WASHINGTON — The Organic Trade Association (OTA) along with other organic stakeholders and consumers urged the US Department of Agriculture to quickly implement a final Organic Livestock and Poultry Standards (OLPS) rule.
“The organic community and our association have been fighting for some 20 years for the much-needed animal welfare reforms that this regulation makes possible,” said Tom Chapman, chief executive officer of OTA. “It is time now for USDA to heed the overwhelming support that this new rule has received from the public, and once and for all make this rule a reality.”
In August, USDA announced its plans for the proposed OLPS rule and opened a public comment period, which ended on Nov. 10. USDA proposed standards for organic poultry and livestock living conditions, care, transport and slaughter, which the agency believes would promote a fairer and more competitive market for organic producers.
According to OTA, out of nearly 40,000 posted comments, 89% were in favor of the finalization of the regulation, and less than 1% were directly opposed to it.
“USDA has taken a significant step forward in finally clarifying key organic animal welfare regulations,” Chapman said. “The Organic Trade Association will keep the pressure on to make sure this new regulation is put into place. Now it is time for the department to swiftly implement these long overdue rules, as the organic community and the public clearly support.”
The OLPS’s predecessor, the Organic Livestock and Poultry Practices (OLPP) final rule was rescinded in 2017. OTA took the government to court over failure to uphold organic standards.
USDA laid out the option of a 15-year implementation plan for regulation of the OLPS rule. OTA called the option “excessively long” and recommended operations certified at the time of the final rule’s publication date should have no more than five years to comply with outdoor space requirements, and new entrants must comply within one year.
In October, nearly 80 US lawmakers sent a letter to Secretary of Agriculture Tom Vilsack in support of the proposed rule.

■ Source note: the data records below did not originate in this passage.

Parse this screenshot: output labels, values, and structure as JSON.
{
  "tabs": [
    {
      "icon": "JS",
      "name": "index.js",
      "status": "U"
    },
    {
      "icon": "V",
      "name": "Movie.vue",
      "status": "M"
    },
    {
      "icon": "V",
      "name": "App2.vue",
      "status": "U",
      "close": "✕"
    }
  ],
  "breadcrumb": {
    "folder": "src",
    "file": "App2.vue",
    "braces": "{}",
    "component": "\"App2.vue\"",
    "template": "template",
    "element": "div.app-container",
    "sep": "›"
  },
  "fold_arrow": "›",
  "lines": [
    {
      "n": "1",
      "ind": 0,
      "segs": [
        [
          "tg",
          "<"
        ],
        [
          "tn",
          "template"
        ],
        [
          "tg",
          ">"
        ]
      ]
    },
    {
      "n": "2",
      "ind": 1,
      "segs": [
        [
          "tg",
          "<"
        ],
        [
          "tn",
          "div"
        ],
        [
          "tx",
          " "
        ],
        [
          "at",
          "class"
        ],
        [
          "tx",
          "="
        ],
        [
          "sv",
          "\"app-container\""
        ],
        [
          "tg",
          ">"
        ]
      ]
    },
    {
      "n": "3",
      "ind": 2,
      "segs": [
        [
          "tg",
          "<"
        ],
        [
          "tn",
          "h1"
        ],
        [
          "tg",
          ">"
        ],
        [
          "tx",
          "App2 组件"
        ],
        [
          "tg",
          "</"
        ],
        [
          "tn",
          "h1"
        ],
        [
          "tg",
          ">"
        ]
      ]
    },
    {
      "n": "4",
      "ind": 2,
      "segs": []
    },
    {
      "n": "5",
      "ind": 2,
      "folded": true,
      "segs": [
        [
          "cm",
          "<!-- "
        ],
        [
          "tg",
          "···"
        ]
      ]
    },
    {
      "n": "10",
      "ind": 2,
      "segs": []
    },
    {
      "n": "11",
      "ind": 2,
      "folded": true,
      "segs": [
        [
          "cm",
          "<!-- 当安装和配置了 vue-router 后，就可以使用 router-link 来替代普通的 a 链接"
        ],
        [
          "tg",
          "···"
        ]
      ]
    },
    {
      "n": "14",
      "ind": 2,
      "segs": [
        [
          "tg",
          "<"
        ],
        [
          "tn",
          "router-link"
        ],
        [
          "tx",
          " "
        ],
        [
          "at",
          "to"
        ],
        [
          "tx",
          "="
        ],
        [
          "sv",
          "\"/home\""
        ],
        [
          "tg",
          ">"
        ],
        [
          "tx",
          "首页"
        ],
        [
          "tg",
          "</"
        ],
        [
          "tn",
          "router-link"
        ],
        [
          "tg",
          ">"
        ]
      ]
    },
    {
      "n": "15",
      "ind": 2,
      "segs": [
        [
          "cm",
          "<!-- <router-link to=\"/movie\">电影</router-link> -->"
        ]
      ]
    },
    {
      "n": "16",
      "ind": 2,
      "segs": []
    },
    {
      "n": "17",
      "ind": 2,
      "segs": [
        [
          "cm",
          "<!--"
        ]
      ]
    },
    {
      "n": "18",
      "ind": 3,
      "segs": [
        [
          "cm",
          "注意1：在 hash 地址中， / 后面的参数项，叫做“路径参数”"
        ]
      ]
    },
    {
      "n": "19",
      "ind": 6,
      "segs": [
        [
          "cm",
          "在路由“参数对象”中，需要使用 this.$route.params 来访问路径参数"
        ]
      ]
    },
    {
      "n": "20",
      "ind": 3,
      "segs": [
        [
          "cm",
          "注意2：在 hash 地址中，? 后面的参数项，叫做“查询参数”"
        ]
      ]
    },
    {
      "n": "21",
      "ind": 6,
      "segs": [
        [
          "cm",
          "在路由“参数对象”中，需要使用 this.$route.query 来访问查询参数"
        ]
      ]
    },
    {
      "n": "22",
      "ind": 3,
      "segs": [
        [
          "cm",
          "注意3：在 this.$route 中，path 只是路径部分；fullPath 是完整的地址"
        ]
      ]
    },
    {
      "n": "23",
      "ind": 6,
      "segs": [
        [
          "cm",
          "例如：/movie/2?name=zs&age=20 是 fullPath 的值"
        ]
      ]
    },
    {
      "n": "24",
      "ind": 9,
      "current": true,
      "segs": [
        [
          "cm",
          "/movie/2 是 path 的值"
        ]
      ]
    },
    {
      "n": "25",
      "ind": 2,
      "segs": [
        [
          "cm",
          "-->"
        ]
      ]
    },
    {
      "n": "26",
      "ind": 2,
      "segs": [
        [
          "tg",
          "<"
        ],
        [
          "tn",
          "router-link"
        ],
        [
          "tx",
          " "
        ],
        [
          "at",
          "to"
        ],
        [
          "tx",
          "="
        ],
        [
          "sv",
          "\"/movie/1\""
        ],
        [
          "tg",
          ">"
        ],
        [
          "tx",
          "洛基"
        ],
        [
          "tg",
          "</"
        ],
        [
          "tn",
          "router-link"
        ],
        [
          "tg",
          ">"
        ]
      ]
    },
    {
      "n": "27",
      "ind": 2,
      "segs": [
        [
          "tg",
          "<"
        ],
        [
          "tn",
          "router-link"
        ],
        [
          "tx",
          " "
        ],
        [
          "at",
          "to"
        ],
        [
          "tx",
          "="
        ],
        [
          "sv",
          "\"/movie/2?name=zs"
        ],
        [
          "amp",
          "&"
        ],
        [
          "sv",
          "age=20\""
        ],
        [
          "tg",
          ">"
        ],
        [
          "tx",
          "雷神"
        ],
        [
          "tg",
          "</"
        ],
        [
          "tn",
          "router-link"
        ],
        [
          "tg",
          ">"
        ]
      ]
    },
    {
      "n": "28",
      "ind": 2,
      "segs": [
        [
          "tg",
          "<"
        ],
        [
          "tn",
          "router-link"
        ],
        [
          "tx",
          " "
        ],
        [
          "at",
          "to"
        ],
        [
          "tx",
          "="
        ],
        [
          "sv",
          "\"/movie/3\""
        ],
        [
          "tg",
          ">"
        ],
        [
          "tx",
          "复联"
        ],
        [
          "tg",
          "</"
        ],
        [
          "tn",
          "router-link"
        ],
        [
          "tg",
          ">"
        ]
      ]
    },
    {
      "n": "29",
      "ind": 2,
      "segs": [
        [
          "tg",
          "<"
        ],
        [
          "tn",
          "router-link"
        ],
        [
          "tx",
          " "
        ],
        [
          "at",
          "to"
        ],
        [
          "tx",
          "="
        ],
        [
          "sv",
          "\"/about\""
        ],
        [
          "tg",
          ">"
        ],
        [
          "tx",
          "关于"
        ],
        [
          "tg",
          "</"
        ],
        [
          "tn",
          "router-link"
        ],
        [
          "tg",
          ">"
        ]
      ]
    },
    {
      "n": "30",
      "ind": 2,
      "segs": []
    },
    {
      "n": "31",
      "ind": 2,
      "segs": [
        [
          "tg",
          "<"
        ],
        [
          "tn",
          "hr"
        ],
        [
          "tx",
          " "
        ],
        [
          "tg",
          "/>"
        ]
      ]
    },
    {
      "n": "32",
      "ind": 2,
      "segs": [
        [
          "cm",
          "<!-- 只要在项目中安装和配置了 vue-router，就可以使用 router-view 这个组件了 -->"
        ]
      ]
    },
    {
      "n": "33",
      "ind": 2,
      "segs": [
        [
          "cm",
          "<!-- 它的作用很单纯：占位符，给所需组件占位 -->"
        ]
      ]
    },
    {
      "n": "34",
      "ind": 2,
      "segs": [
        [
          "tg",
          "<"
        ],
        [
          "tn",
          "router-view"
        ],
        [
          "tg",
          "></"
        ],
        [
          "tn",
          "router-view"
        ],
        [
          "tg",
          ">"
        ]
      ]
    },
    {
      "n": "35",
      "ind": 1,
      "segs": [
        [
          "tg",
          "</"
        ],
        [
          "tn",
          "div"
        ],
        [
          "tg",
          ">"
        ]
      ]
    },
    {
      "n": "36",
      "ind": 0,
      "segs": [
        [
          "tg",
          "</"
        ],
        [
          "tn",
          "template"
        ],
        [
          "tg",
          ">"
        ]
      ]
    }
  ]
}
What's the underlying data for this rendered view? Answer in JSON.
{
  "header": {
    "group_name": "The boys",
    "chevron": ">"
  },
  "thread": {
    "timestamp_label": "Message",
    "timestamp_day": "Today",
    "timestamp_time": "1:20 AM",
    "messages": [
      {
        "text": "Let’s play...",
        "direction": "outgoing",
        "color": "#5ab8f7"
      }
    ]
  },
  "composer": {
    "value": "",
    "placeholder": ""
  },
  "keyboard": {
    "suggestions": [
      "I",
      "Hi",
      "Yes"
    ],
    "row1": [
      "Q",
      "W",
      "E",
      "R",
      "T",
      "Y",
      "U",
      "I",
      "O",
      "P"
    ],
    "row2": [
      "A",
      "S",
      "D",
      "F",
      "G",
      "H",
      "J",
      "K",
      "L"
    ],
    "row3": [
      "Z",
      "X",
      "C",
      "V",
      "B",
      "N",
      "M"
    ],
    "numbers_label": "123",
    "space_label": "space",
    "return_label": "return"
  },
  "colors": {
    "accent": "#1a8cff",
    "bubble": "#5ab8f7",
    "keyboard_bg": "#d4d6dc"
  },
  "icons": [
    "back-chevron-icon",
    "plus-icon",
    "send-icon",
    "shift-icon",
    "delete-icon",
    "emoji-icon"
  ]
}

They commended the USDA “for prioritizing these much-needed regulations to set clear standards concerning outdoor access and the care of animals raised under the National Organic Program, leveling the playing field for organic farmers, and meeting consumer expectations.”
USDA will review submitted comments and will publish the finalized rule at a later date.